● Exercise objective: Give all of the listing again word for word, with images excluded.

● Dataset content:
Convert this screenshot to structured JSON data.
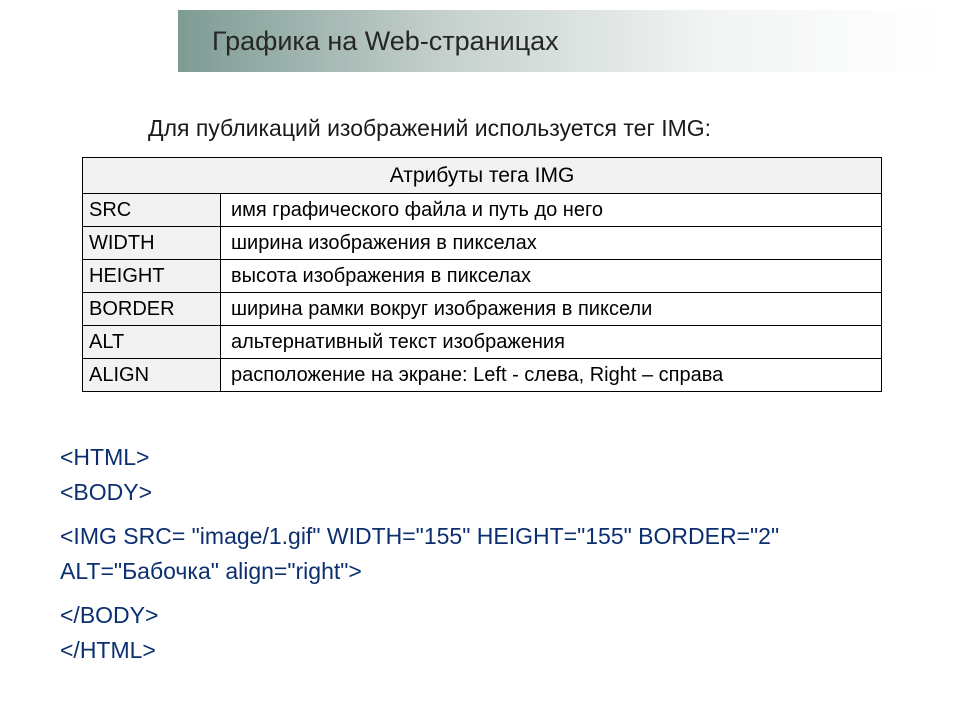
{
  "header": {
    "title": "Графика на Web-страницах"
  },
  "intro": "Для публикаций изображений используется тег IMG:",
  "table": {
    "caption": "Атрибуты тега IMG",
    "rows": [
      {
        "attr": "SRC",
        "desc": "имя графического файла и путь до него"
      },
      {
        "attr": "WIDTH",
        "desc": "ширина изображения в пикселах"
      },
      {
        "attr": "HEIGHT",
        "desc": "высота изображения в пикселах"
      },
      {
        "attr": "BORDER",
        "desc": "ширина рамки вокруг изображения в пиксели"
      },
      {
        "attr": "ALT",
        "desc": "альтернативный текст изображения"
      },
      {
        "attr": "ALIGN",
        "desc": "расположение на экране: Left - слева, Right – справа"
      }
    ]
  },
  "code": {
    "line1": "<HTML>",
    "line2": "<BODY>",
    "line3": "<IMG SRC= \"image/1.gif\" WIDTH=\"155\" HEIGHT=\"155\" BORDER=\"2\"",
    "line4": "ALT=\"Бабочка\" align=\"right\">",
    "line5": "</BODY>",
    "line6": "</HTML>"
  }
}
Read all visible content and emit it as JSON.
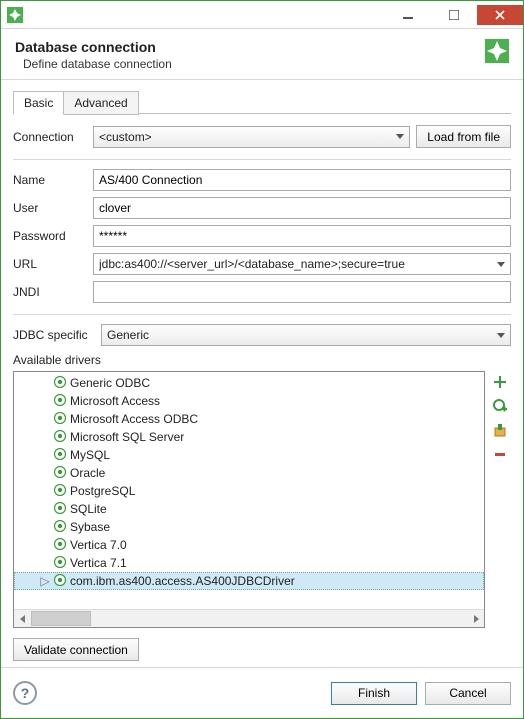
{
  "header": {
    "title": "Database connection",
    "subtitle": "Define database connection"
  },
  "tabs": {
    "basic": "Basic",
    "advanced": "Advanced"
  },
  "labels": {
    "connection": "Connection",
    "name": "Name",
    "user": "User",
    "password": "Password",
    "url": "URL",
    "jndi": "JNDI",
    "jdbc": "JDBC specific",
    "available": "Available drivers",
    "load": "Load from file",
    "validate": "Validate connection",
    "finish": "Finish",
    "cancel": "Cancel"
  },
  "values": {
    "connection": "<custom>",
    "name": "AS/400 Connection",
    "user": "clover",
    "password": "******",
    "url_prefix": "jdbc:as400://<server_url>/<database_name>",
    "url_suffix": ";secure=true",
    "jndi": "",
    "jdbc": "Generic"
  },
  "drivers": [
    "Generic ODBC",
    "Microsoft Access",
    "Microsoft Access ODBC",
    "Microsoft SQL Server",
    "MySQL",
    "Oracle",
    "PostgreSQL",
    "SQLite",
    "Sybase",
    "Vertica 7.0",
    "Vertica 7.1",
    "com.ibm.as400.access.AS400JDBCDriver"
  ],
  "selected_driver_index": 11
}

● Task response:
Convert this screenshot to structured JSON data.
{
  "header": {
    "title": "Графика на Web-страницах"
  },
  "intro": "Для публикаций изображений используется тег IMG:",
  "table": {
    "caption": "Атрибуты тега IMG",
    "rows": [
      {
        "attr": "SRC",
        "desc": "имя графического файла и путь до него"
      },
      {
        "attr": "WIDTH",
        "desc": "ширина изображения в пикселах"
      },
      {
        "attr": "HEIGHT",
        "desc": "высота изображения в пикселах"
      },
      {
        "attr": "BORDER",
        "desc": "ширина рамки вокруг изображения в пиксели"
      },
      {
        "attr": "ALT",
        "desc": "альтернативный текст изображения"
      },
      {
        "attr": "ALIGN",
        "desc": "расположение на экране: Left - слева, Right – справа"
      }
    ]
  },
  "code": {
    "line1": "<HTML>",
    "line2": "<BODY>",
    "line3": "<IMG SRC= \"image/1.gif\" WIDTH=\"155\" HEIGHT=\"155\" BORDER=\"2\"",
    "line4": "ALT=\"Бабочка\" align=\"right\">",
    "line5": "</BODY>",
    "line6": "</HTML>"
  }
}
Read all visible content and emit it as JSON.
{
  "header": {
    "title": "Database connection",
    "subtitle": "Define database connection"
  },
  "tabs": {
    "basic": "Basic",
    "advanced": "Advanced"
  },
  "labels": {
    "connection": "Connection",
    "name": "Name",
    "user": "User",
    "password": "Password",
    "url": "URL",
    "jndi": "JNDI",
    "jdbc": "JDBC specific",
    "available": "Available drivers",
    "load": "Load from file",
    "validate": "Validate connection",
    "finish": "Finish",
    "cancel": "Cancel"
  },
  "values": {
    "connection": "<custom>",
    "name": "AS/400 Connection",
    "user": "clover",
    "password": "******",
    "url_prefix": "jdbc:as400://<server_url>/<database_name>",
    "url_suffix": ";secure=true",
    "jndi": "",
    "jdbc": "Generic"
  },
  "drivers": [
    "Generic ODBC",
    "Microsoft Access",
    "Microsoft Access ODBC",
    "Microsoft SQL Server",
    "MySQL",
    "Oracle",
    "PostgreSQL",
    "SQLite",
    "Sybase",
    "Vertica 7.0",
    "Vertica 7.1",
    "com.ibm.as400.access.AS400JDBCDriver"
  ],
  "selected_driver_index": 11
}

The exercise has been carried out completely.